National progress can mask a disparate picture within a country, but if communities can take ownership of identifying and tracking local progress toward the Sustainable Development Goals we are in a powerful position to ensure no one is left behind.

The project, led by the Open Institute, with Development Initiatives working as the partner responsible for data quality and analysis, has begun with a pilot study into community-generated data in Lanet Umoja, Kenya. The study’s aims were simple: explore whether communities can assess and identify their own local development priorities using the Sustainable Development Goals (SDGs), and help them to generate timely and accurate data that feeds into local and national development intervention plans. This would help ensure the SDGs are met for their community, and that the data is available and accessible in an open format through Lanet Open County portal.
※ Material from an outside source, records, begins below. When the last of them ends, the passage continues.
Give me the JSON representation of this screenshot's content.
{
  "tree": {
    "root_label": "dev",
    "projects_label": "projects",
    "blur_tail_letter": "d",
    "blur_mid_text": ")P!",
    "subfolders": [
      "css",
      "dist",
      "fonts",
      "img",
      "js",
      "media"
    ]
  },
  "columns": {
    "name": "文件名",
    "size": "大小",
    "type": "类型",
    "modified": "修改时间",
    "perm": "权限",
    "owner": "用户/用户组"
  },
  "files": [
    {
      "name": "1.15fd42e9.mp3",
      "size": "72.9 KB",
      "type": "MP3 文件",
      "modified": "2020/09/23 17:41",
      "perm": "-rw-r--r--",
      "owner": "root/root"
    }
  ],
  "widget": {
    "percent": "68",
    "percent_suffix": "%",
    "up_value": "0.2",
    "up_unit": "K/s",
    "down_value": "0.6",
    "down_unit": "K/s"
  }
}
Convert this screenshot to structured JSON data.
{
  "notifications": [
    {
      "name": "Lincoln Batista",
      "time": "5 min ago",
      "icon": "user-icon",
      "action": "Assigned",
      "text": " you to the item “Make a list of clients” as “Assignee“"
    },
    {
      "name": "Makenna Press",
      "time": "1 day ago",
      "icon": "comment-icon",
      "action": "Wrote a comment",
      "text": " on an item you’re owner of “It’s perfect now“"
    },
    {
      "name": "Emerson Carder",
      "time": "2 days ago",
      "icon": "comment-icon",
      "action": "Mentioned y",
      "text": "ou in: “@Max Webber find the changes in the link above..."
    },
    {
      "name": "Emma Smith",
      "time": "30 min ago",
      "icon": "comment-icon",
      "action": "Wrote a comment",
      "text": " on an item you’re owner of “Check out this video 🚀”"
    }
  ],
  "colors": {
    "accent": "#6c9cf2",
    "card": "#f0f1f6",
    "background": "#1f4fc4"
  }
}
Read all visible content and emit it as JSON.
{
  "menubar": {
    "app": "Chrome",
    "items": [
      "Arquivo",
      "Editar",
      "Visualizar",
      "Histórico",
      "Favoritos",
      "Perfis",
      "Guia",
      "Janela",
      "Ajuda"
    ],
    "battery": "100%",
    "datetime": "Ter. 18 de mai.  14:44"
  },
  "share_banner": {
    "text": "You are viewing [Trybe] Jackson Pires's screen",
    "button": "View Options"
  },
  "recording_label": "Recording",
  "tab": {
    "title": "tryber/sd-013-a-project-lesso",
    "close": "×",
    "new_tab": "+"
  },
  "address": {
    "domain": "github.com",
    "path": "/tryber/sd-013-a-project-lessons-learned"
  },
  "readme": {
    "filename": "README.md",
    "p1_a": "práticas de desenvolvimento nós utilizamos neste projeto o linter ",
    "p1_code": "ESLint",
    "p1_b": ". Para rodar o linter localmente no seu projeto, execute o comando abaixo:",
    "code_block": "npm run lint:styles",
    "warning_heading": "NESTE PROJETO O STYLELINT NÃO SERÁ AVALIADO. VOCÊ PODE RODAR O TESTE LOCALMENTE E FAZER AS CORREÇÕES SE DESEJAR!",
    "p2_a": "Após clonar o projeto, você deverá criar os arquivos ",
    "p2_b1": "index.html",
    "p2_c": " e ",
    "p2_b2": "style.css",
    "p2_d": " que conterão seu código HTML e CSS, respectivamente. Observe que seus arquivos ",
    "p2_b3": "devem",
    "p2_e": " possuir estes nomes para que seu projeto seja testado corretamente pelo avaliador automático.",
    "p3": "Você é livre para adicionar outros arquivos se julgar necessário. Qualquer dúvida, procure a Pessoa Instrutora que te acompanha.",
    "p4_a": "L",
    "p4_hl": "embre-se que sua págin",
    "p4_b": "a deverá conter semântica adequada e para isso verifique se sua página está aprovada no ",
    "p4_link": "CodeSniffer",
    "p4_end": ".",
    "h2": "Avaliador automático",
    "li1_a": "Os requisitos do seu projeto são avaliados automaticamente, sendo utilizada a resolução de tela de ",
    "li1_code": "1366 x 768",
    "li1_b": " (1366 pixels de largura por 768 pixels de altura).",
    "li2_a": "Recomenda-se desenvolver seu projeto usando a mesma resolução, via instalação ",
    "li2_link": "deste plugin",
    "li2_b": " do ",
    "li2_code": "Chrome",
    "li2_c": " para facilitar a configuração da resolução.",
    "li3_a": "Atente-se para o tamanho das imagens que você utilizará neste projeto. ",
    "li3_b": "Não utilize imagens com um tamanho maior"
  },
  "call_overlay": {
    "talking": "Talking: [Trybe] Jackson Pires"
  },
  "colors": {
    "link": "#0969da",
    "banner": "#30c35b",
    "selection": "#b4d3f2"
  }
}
The study is due for completion in October 2016 but already it makes a strong case for the benefits of community-generated data. Two rounds of data collection covering 9,136 households have shown that this local approach is more cost-effective in collecting census data. Furthermore, the method used in this exercise demonstrates the value of collecting SDG data based on local interpretations of the Global Goals, making them more relevant to people’s aspirations for social progress. Just ten months in and already the project has led to improved buy-in to the Global Goals – a better understanding of what they are and how they can be useful as a planning and participatory tool. The project has already led to tangible changes in people’s lives – with Lanet Umoja residents drinking and cooking with clean water for the first time.

  • The community generated data on number of households and household sizes is real data, not based on a sample survey of households in the wider population.
  • Household budget data is recent and collected by knowledgeable residents, who can better cross-check the responses to expenditure module of the report. This serves to reduce reporting errors on key aspects of the survey. Household expenditure structure is not extrapolated from a large sample: rather, it is built bottom-up from the collected data as reported by each individual household. By cross-referencing with a real dependency ratio calculated from this data, consumption per capita makes more sense than when calculated across a large population using inferences based on average household sizes.
  • Overall, the database from this exercise can be built overtime to capture real social progress – in access to basic social services, for instance – and a measure of improvements to living standards in the long run.

Read our case study in full